Items from an interface collection
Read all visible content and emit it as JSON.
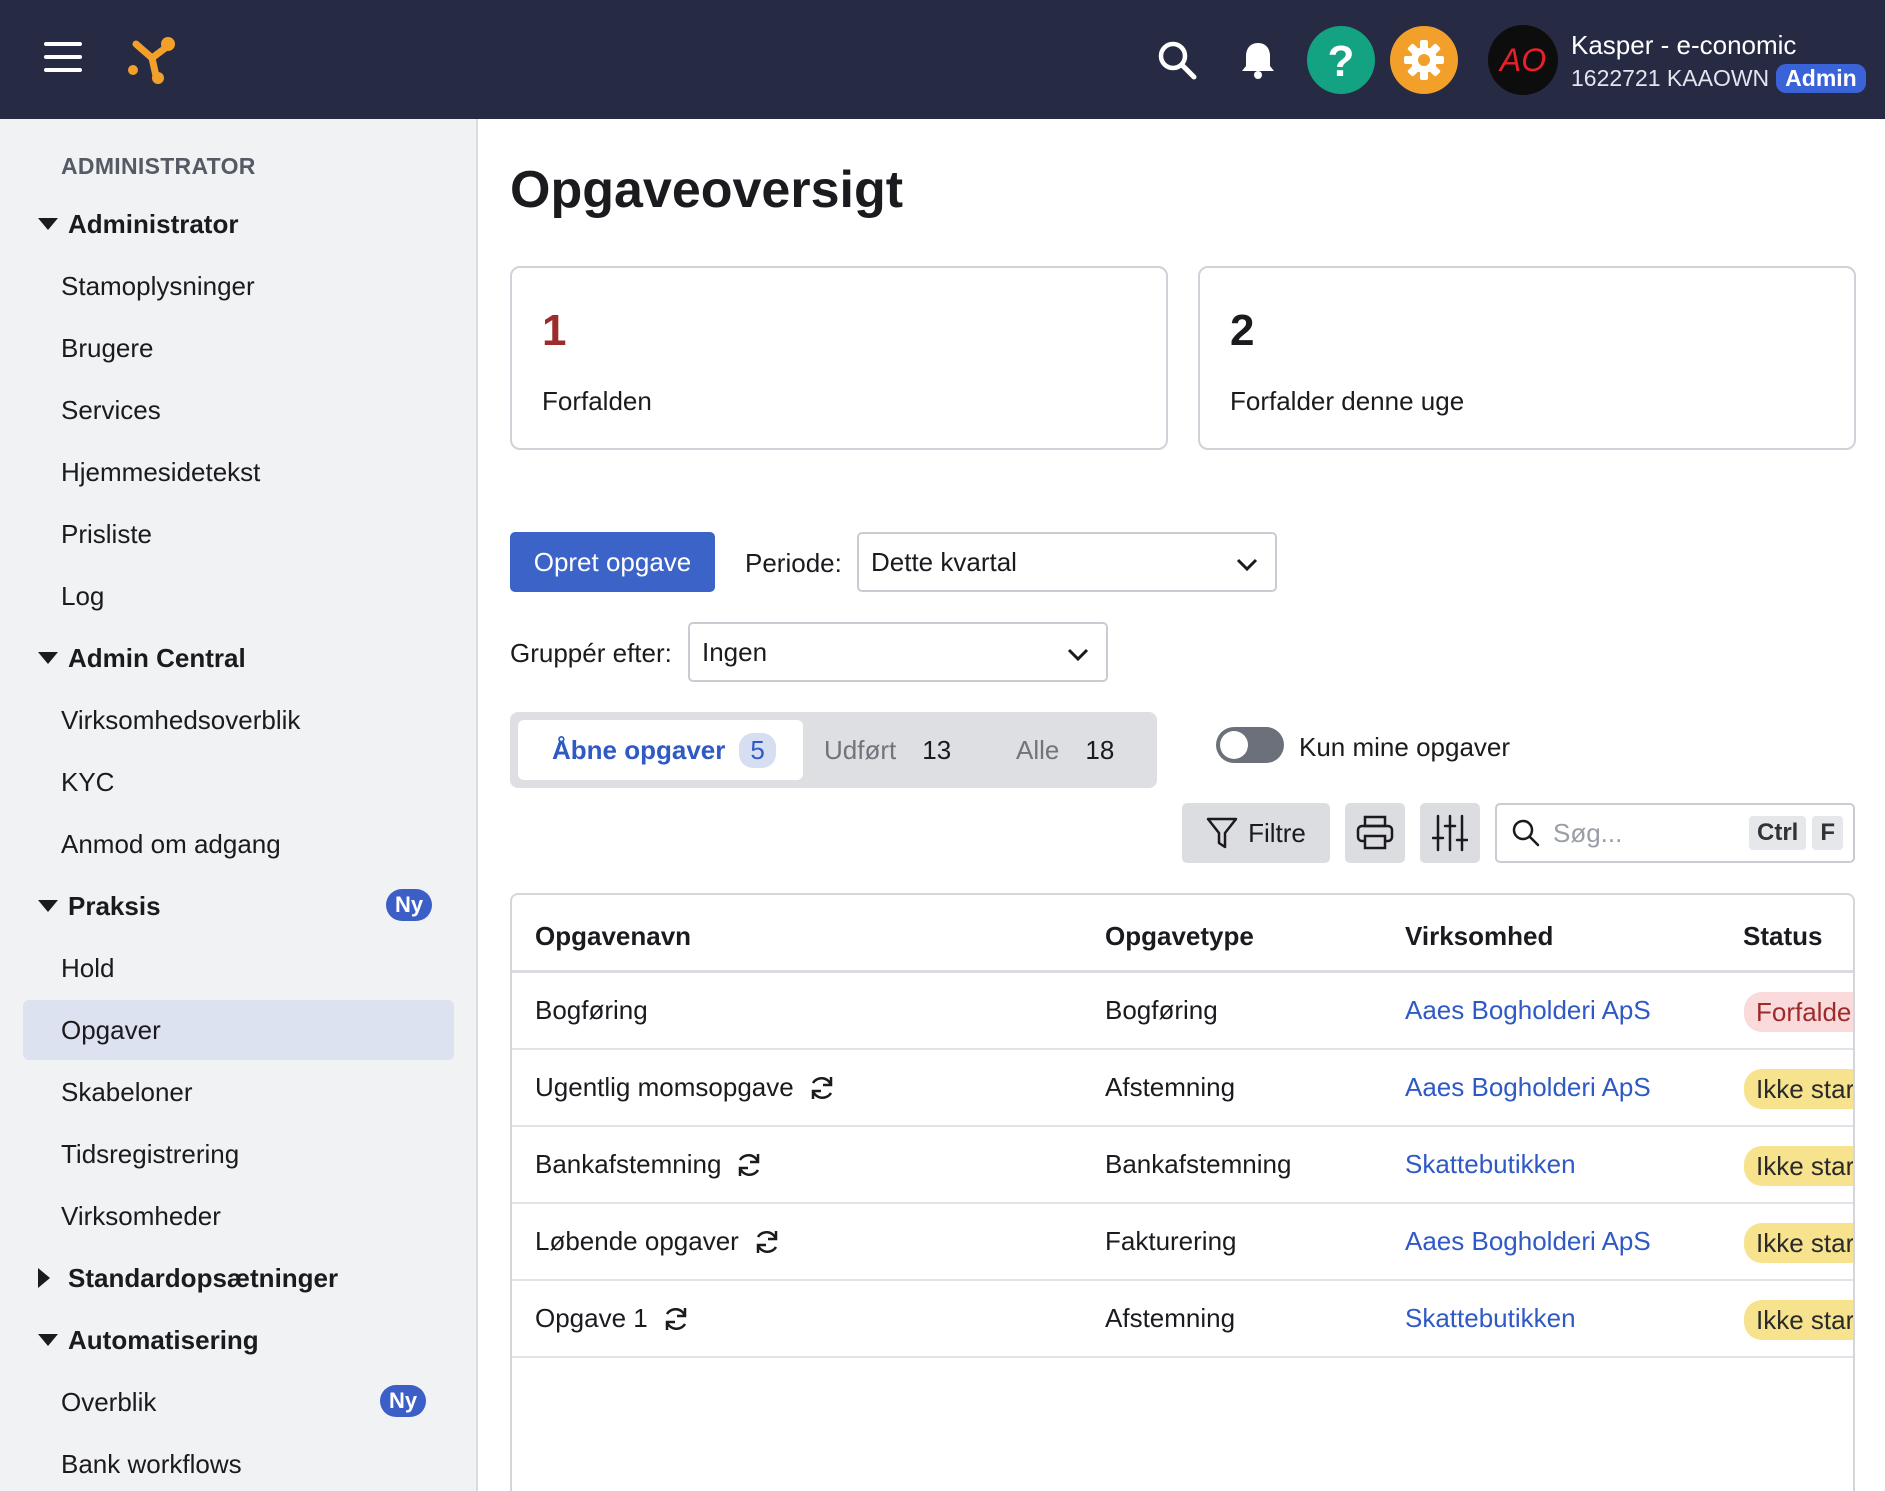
{
  "header": {
    "user_name": "Kasper - e-conomic",
    "user_account": "1622721 KAAOWN",
    "user_role": "Admin",
    "avatar_text": "AO"
  },
  "sidebar": {
    "heading": "ADMINISTRATOR",
    "groups": [
      {
        "label": "Administrator",
        "expanded": true,
        "items": [
          "Stamoplysninger",
          "Brugere",
          "Services",
          "Hjemmesidetekst",
          "Prisliste",
          "Log"
        ]
      },
      {
        "label": "Admin Central",
        "expanded": true,
        "items": [
          "Virksomhedsoverblik",
          "KYC",
          "Anmod om adgang"
        ]
      },
      {
        "label": "Praksis",
        "expanded": true,
        "badge": "Ny",
        "items": [
          "Hold",
          "Opgaver",
          "Skabeloner",
          "Tidsregistrering",
          "Virksomheder"
        ],
        "active_item": "Opgaver"
      },
      {
        "label": "Standardopsætninger",
        "expanded": false,
        "items": []
      },
      {
        "label": "Automatisering",
        "expanded": true,
        "items": [
          "Overblik",
          "Bank workflows"
        ],
        "item_badges": {
          "Overblik": "Ny"
        }
      }
    ]
  },
  "main": {
    "title": "Opgaveoversigt",
    "cards": [
      {
        "number": "1",
        "label": "Forfalden",
        "color": "#9e2b2b"
      },
      {
        "number": "2",
        "label": "Forfalder denne uge",
        "color": "#1b1b1f"
      }
    ],
    "create_button": "Opret opgave",
    "period_label": "Periode:",
    "period_value": "Dette kvartal",
    "group_label": "Gruppér efter:",
    "group_value": "Ingen",
    "tabs": [
      {
        "label": "Åbne opgaver",
        "count": "5",
        "active": true
      },
      {
        "label": "Udført",
        "count": "13",
        "active": false
      },
      {
        "label": "Alle",
        "count": "18",
        "active": false
      }
    ],
    "only_mine_label": "Kun mine opgaver",
    "only_mine_on": false,
    "filter_button": "Filtre",
    "search_placeholder": "Søg...",
    "shortcut_keys": [
      "Ctrl",
      "F"
    ]
  },
  "table": {
    "columns": [
      "Opgavenavn",
      "Opgavetype",
      "Virksomhed",
      "Status"
    ],
    "rows": [
      {
        "name": "Bogføring",
        "recurring": false,
        "type": "Bogføring",
        "company": "Aaes Bogholderi ApS",
        "status": "Forfalden",
        "status_kind": "overdue"
      },
      {
        "name": "Ugentlig momsopgave",
        "recurring": true,
        "type": "Afstemning",
        "company": "Aaes Bogholderi ApS",
        "status": "Ikke startet",
        "status_kind": "notstarted"
      },
      {
        "name": "Bankafstemning",
        "recurring": true,
        "type": "Bankafstemning",
        "company": "Skattebutikken",
        "status": "Ikke startet",
        "status_kind": "notstarted"
      },
      {
        "name": "Løbende opgaver",
        "recurring": true,
        "type": "Fakturering",
        "company": "Aaes Bogholderi ApS",
        "status": "Ikke startet",
        "status_kind": "notstarted"
      },
      {
        "name": "Opgave 1",
        "recurring": true,
        "type": "Afstemning",
        "company": "Skattebutikken",
        "status": "Ikke startet",
        "status_kind": "notstarted"
      }
    ]
  },
  "colors": {
    "topbar": "#272a43",
    "primary": "#3b63c8",
    "link": "#2f59c4",
    "help": "#13a382",
    "settings": "#f2a02a"
  }
}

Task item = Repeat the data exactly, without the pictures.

Result of this exercise =
Read all visible content and emit it as JSON.
{
  "header": {
    "user_name": "Kasper - e-conomic",
    "user_account": "1622721 KAAOWN",
    "user_role": "Admin",
    "avatar_text": "AO"
  },
  "sidebar": {
    "heading": "ADMINISTRATOR",
    "groups": [
      {
        "label": "Administrator",
        "expanded": true,
        "items": [
          "Stamoplysninger",
          "Brugere",
          "Services",
          "Hjemmesidetekst",
          "Prisliste",
          "Log"
        ]
      },
      {
        "label": "Admin Central",
        "expanded": true,
        "items": [
          "Virksomhedsoverblik",
          "KYC",
          "Anmod om adgang"
        ]
      },
      {
        "label": "Praksis",
        "expanded": true,
        "badge": "Ny",
        "items": [
          "Hold",
          "Opgaver",
          "Skabeloner",
          "Tidsregistrering",
          "Virksomheder"
        ],
        "active_item": "Opgaver"
      },
      {
        "label": "Standardopsætninger",
        "expanded": false,
        "items": []
      },
      {
        "label": "Automatisering",
        "expanded": true,
        "items": [
          "Overblik",
          "Bank workflows"
        ],
        "item_badges": {
          "Overblik": "Ny"
        }
      }
    ]
  },
  "main": {
    "title": "Opgaveoversigt",
    "cards": [
      {
        "number": "1",
        "label": "Forfalden",
        "color": "#9e2b2b"
      },
      {
        "number": "2",
        "label": "Forfalder denne uge",
        "color": "#1b1b1f"
      }
    ],
    "create_button": "Opret opgave",
    "period_label": "Periode:",
    "period_value": "Dette kvartal",
    "group_label": "Gruppér efter:",
    "group_value": "Ingen",
    "tabs": [
      {
        "label": "Åbne opgaver",
        "count": "5",
        "active": true
      },
      {
        "label": "Udført",
        "count": "13",
        "active": false
      },
      {
        "label": "Alle",
        "count": "18",
        "active": false
      }
    ],
    "only_mine_label": "Kun mine opgaver",
    "only_mine_on": false,
    "filter_button": "Filtre",
    "search_placeholder": "Søg...",
    "shortcut_keys": [
      "Ctrl",
      "F"
    ]
  },
  "table": {
    "columns": [
      "Opgavenavn",
      "Opgavetype",
      "Virksomhed",
      "Status"
    ],
    "rows": [
      {
        "name": "Bogføring",
        "recurring": false,
        "type": "Bogføring",
        "company": "Aaes Bogholderi ApS",
        "status": "Forfalden",
        "status_kind": "overdue"
      },
      {
        "name": "Ugentlig momsopgave",
        "recurring": true,
        "type": "Afstemning",
        "company": "Aaes Bogholderi ApS",
        "status": "Ikke startet",
        "status_kind": "notstarted"
      },
      {
        "name": "Bankafstemning",
        "recurring": true,
        "type": "Bankafstemning",
        "company": "Skattebutikken",
        "status": "Ikke startet",
        "status_kind": "notstarted"
      },
      {
        "name": "Løbende opgaver",
        "recurring": true,
        "type": "Fakturering",
        "company": "Aaes Bogholderi ApS",
        "status": "Ikke startet",
        "status_kind": "notstarted"
      },
      {
        "name": "Opgave 1",
        "recurring": true,
        "type": "Afstemning",
        "company": "Skattebutikken",
        "status": "Ikke startet",
        "status_kind": "notstarted"
      }
    ]
  },
  "colors": {
    "topbar": "#272a43",
    "primary": "#3b63c8",
    "link": "#2f59c4",
    "help": "#13a382",
    "settings": "#f2a02a"
  }
}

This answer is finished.